§ **Items from an interface collection**:

━━━

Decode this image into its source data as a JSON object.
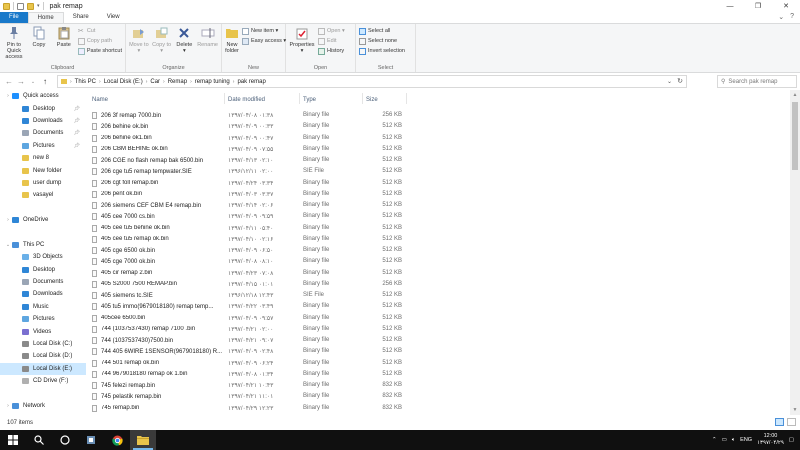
{
  "window": {
    "title": "pak remap",
    "controls": [
      "—",
      "❐",
      "✕"
    ]
  },
  "ribbon_tabs": [
    "File",
    "Home",
    "Share",
    "View"
  ],
  "ribbon_tabs_right": [
    "⌄",
    "?"
  ],
  "ribbon": {
    "clipboard": {
      "label": "Clipboard",
      "pin_label": "Pin to Quick access",
      "copy_label": "Copy",
      "paste_label": "Paste",
      "cut_label": "Cut",
      "copy_path_label": "Copy path",
      "paste_shortcut_label": "Paste shortcut"
    },
    "organize": {
      "label": "Organize",
      "move_to_label": "Move to ▾",
      "copy_to_label": "Copy to ▾",
      "delete_label": "Delete ▾",
      "rename_label": "Rename"
    },
    "new": {
      "label": "New",
      "new_folder_label": "New folder",
      "new_item_label": "New item ▾",
      "easy_access_label": "Easy access ▾"
    },
    "open": {
      "label": "Open",
      "properties_label": "Properties ▾",
      "open_label": "Open ▾",
      "edit_label": "Edit",
      "history_label": "History"
    },
    "select": {
      "label": "Select",
      "select_all_label": "Select all",
      "select_none_label": "Select none",
      "invert_label": "Invert selection"
    }
  },
  "address": {
    "breadcrumbs": [
      "This PC",
      "Local Disk (E:)",
      "Car",
      "Remap",
      "remap tuning",
      "pak remap"
    ],
    "search_placeholder": "Search pak remap"
  },
  "nav_pane": [
    {
      "label": "Quick access",
      "icon": "star-icon",
      "color": "#1e90ff",
      "indent": 0,
      "pinned": false,
      "expand": "›"
    },
    {
      "label": "Desktop",
      "icon": "desktop-icon",
      "color": "#2f86d6",
      "indent": 1,
      "pinned": true,
      "expand": ""
    },
    {
      "label": "Downloads",
      "icon": "download-icon",
      "color": "#2f86d6",
      "indent": 1,
      "pinned": true,
      "expand": ""
    },
    {
      "label": "Documents",
      "icon": "documents-icon",
      "color": "#9aa5b5",
      "indent": 1,
      "pinned": true,
      "expand": ""
    },
    {
      "label": "Pictures",
      "icon": "pictures-icon",
      "color": "#5ea6e0",
      "indent": 1,
      "pinned": true,
      "expand": ""
    },
    {
      "label": "new 8",
      "icon": "folder-icon",
      "color": "#e8c44b",
      "indent": 1,
      "pinned": false,
      "expand": ""
    },
    {
      "label": "New folder",
      "icon": "folder-icon",
      "color": "#e8c44b",
      "indent": 1,
      "pinned": false,
      "expand": ""
    },
    {
      "label": "user dump",
      "icon": "folder-icon",
      "color": "#e8c44b",
      "indent": 1,
      "pinned": false,
      "expand": ""
    },
    {
      "label": "vasayel",
      "icon": "folder-icon",
      "color": "#e8c44b",
      "indent": 1,
      "pinned": false,
      "expand": ""
    },
    {
      "label": "",
      "icon": "",
      "color": "",
      "indent": 0,
      "pinned": false,
      "expand": ""
    },
    {
      "label": "OneDrive",
      "icon": "cloud-icon",
      "color": "#2f86d6",
      "indent": 0,
      "pinned": false,
      "expand": "›"
    },
    {
      "label": "",
      "icon": "",
      "color": "",
      "indent": 0,
      "pinned": false,
      "expand": ""
    },
    {
      "label": "This PC",
      "icon": "computer-icon",
      "color": "#4a90d9",
      "indent": 0,
      "pinned": false,
      "expand": "⌄"
    },
    {
      "label": "3D Objects",
      "icon": "cube-icon",
      "color": "#6ab0e8",
      "indent": 1,
      "pinned": false,
      "expand": ""
    },
    {
      "label": "Desktop",
      "icon": "desktop-icon",
      "color": "#2f86d6",
      "indent": 1,
      "pinned": false,
      "expand": ""
    },
    {
      "label": "Documents",
      "icon": "documents-icon",
      "color": "#9aa5b5",
      "indent": 1,
      "pinned": false,
      "expand": ""
    },
    {
      "label": "Downloads",
      "icon": "download-icon",
      "color": "#2f86d6",
      "indent": 1,
      "pinned": false,
      "expand": ""
    },
    {
      "label": "Music",
      "icon": "music-icon",
      "color": "#2f86d6",
      "indent": 1,
      "pinned": false,
      "expand": ""
    },
    {
      "label": "Pictures",
      "icon": "pictures-icon",
      "color": "#5ea6e0",
      "indent": 1,
      "pinned": false,
      "expand": ""
    },
    {
      "label": "Videos",
      "icon": "video-icon",
      "color": "#7a6fd0",
      "indent": 1,
      "pinned": false,
      "expand": ""
    },
    {
      "label": "Local Disk (C:)",
      "icon": "drive-icon",
      "color": "#8a8a8a",
      "indent": 1,
      "pinned": false,
      "expand": ""
    },
    {
      "label": "Local Disk (D:)",
      "icon": "drive-icon",
      "color": "#8a8a8a",
      "indent": 1,
      "pinned": false,
      "expand": ""
    },
    {
      "label": "Local Disk (E:)",
      "icon": "drive-icon",
      "color": "#8a8a8a",
      "indent": 1,
      "pinned": false,
      "expand": "",
      "selected": true
    },
    {
      "label": "CD Drive (F:)",
      "icon": "cd-drive-icon",
      "color": "#b0b0b0",
      "indent": 1,
      "pinned": false,
      "expand": ""
    },
    {
      "label": "",
      "icon": "",
      "color": "",
      "indent": 0,
      "pinned": false,
      "expand": ""
    },
    {
      "label": "Network",
      "icon": "network-icon",
      "color": "#4a90d9",
      "indent": 0,
      "pinned": false,
      "expand": "›"
    }
  ],
  "columns": {
    "name": "Name",
    "date": "Date modified",
    "type": "Type",
    "size": "Size"
  },
  "files": [
    {
      "name": "206 3f remap 7000.bin",
      "date": "۱۳۹۷/۰۴/۰۸ ۰۱:۳۸",
      "type": "Binary file",
      "size": "256 KB"
    },
    {
      "name": "206 behine ok.bin",
      "date": "۱۳۹۷/۰۴/۰۹ ۰۰:۳۳",
      "type": "Binary file",
      "size": "512 KB"
    },
    {
      "name": "206 behine ok1.bin",
      "date": "۱۳۹۷/۰۴/۰۹ ۰۰:۴۷",
      "type": "Binary file",
      "size": "512 KB"
    },
    {
      "name": "206 CBM BEHINE ok.bin",
      "date": "۱۳۹۷/۰۴/۰۹ ۰۷:۵۵",
      "type": "Binary file",
      "size": "512 KB"
    },
    {
      "name": "206 CGE no flash remap bak 6500.bin",
      "date": "۱۳۹۷/۰۴/۱۳ ۰۲:۱۰",
      "type": "Binary file",
      "size": "512 KB"
    },
    {
      "name": "206 cge tu5 remap tempwater.SIE",
      "date": "۱۳۹۶/۱۲/۱۱ ۰۲:۰۰",
      "type": "SIE File",
      "size": "512 KB"
    },
    {
      "name": "206 cgt foll remap.bin",
      "date": "۱۳۹۷/۰۴/۲۴ ۰۳:۳۴",
      "type": "Binary file",
      "size": "512 KB"
    },
    {
      "name": "206 pent ok.bin",
      "date": "۱۳۹۷/۰۴/۰۳ ۰۳:۳۷",
      "type": "Binary file",
      "size": "512 KB"
    },
    {
      "name": "206 siemens CEF CBM E4 remap.bin",
      "date": "۱۳۹۷/۰۴/۱۴ ۰۲:۰۶",
      "type": "Binary file",
      "size": "512 KB"
    },
    {
      "name": "405 cee 7000 cs.bin",
      "date": "۱۳۹۷/۰۴/۰۹ ۰۹:۵۹",
      "type": "Binary file",
      "size": "512 KB"
    },
    {
      "name": "405 cee tu5 behine ok.bin",
      "date": "۱۳۹۷/۰۴/۱۱ ۰۵:۴۰",
      "type": "Binary file",
      "size": "512 KB"
    },
    {
      "name": "405 cee tu5 remap ok.bin",
      "date": "۱۳۹۷/۰۴/۱۰ ۰۲:۱۶",
      "type": "Binary file",
      "size": "512 KB"
    },
    {
      "name": "405 cge 6500 ok.bin",
      "date": "۱۳۹۷/۰۴/۰۹ ۰۶:۵۰",
      "type": "Binary file",
      "size": "512 KB"
    },
    {
      "name": "405 cge 7000 ok.bin",
      "date": "۱۳۹۷/۰۴/۰۸ ۰۸:۱۰",
      "type": "Binary file",
      "size": "512 KB"
    },
    {
      "name": "405 cir remap 2.bin",
      "date": "۱۳۹۷/۰۴/۲۳ ۰۷:۰۸",
      "type": "Binary file",
      "size": "512 KB"
    },
    {
      "name": "405 S2000 7500 REMAP.bin",
      "date": "۱۳۹۷/۰۴/۱۵ ۰۱:۰۱",
      "type": "Binary file",
      "size": "256 KB"
    },
    {
      "name": "405 siemens tc.SIE",
      "date": "۱۳۹۶/۱۲/۱۸ ۱۲:۴۳",
      "type": "SIE File",
      "size": "512 KB"
    },
    {
      "name": "405 tu5 immo(9679018180) remap temp...",
      "date": "۱۳۹۷/۰۴/۲۲ ۰۳:۴۹",
      "type": "Binary file",
      "size": "512 KB"
    },
    {
      "name": "405cee 6500.bin",
      "date": "۱۳۹۷/۰۴/۰۹ ۰۹:۵۷",
      "type": "Binary file",
      "size": "512 KB"
    },
    {
      "name": "744 (1037537430) remap 7100 .bin",
      "date": "۱۳۹۷/۰۴/۲۱ ۰۲:۰۰",
      "type": "Binary file",
      "size": "512 KB"
    },
    {
      "name": "744 (1037537430)7500.bin",
      "date": "۱۳۹۷/۰۴/۲۱ ۰۹:۰۷",
      "type": "Binary file",
      "size": "512 KB"
    },
    {
      "name": "744 405 6WIRE 1SENSOR(9679018180) R...",
      "date": "۱۳۹۷/۰۴/۰۹ ۰۲:۴۸",
      "type": "Binary file",
      "size": "512 KB"
    },
    {
      "name": "744 501 remap ok.bin",
      "date": "۱۳۹۷/۰۴/۰۹ ۰۶:۲۴",
      "type": "Binary file",
      "size": "512 KB"
    },
    {
      "name": "744 9679018180 remap ok 1.bin",
      "date": "۱۳۹۷/۰۴/۰۸ ۰۱:۳۴",
      "type": "Binary file",
      "size": "512 KB"
    },
    {
      "name": "745 felezi remap.bin",
      "date": "۱۳۹۷/۰۴/۲۱ ۱۰:۴۳",
      "type": "Binary file",
      "size": "832 KB"
    },
    {
      "name": "745 pelastik remap.bin",
      "date": "۱۳۹۷/۰۴/۲۱ ۱۱:۰۱",
      "type": "Binary file",
      "size": "832 KB"
    },
    {
      "name": "745 remap.bin",
      "date": "۱۳۹۷/۰۴/۲۹ ۱۲:۲۳",
      "type": "Binary file",
      "size": "832 KB"
    }
  ],
  "status": {
    "item_count": "107 items"
  },
  "taskbar": {
    "time": "12:00",
    "date": "۱۳۹۷/۰۴/۲۹",
    "lang": "ENG"
  },
  "colors": {
    "accent": "#1979ca",
    "selection": "#cce8ff",
    "folder": "#e8c44b"
  }
}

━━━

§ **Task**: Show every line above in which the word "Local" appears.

§ **Answer box**:
      "Local Disk (E:)",
      "label": "Local Disk (C:)",
      "label": "Local Disk (D:)",
      "label": "Local Disk (E:)",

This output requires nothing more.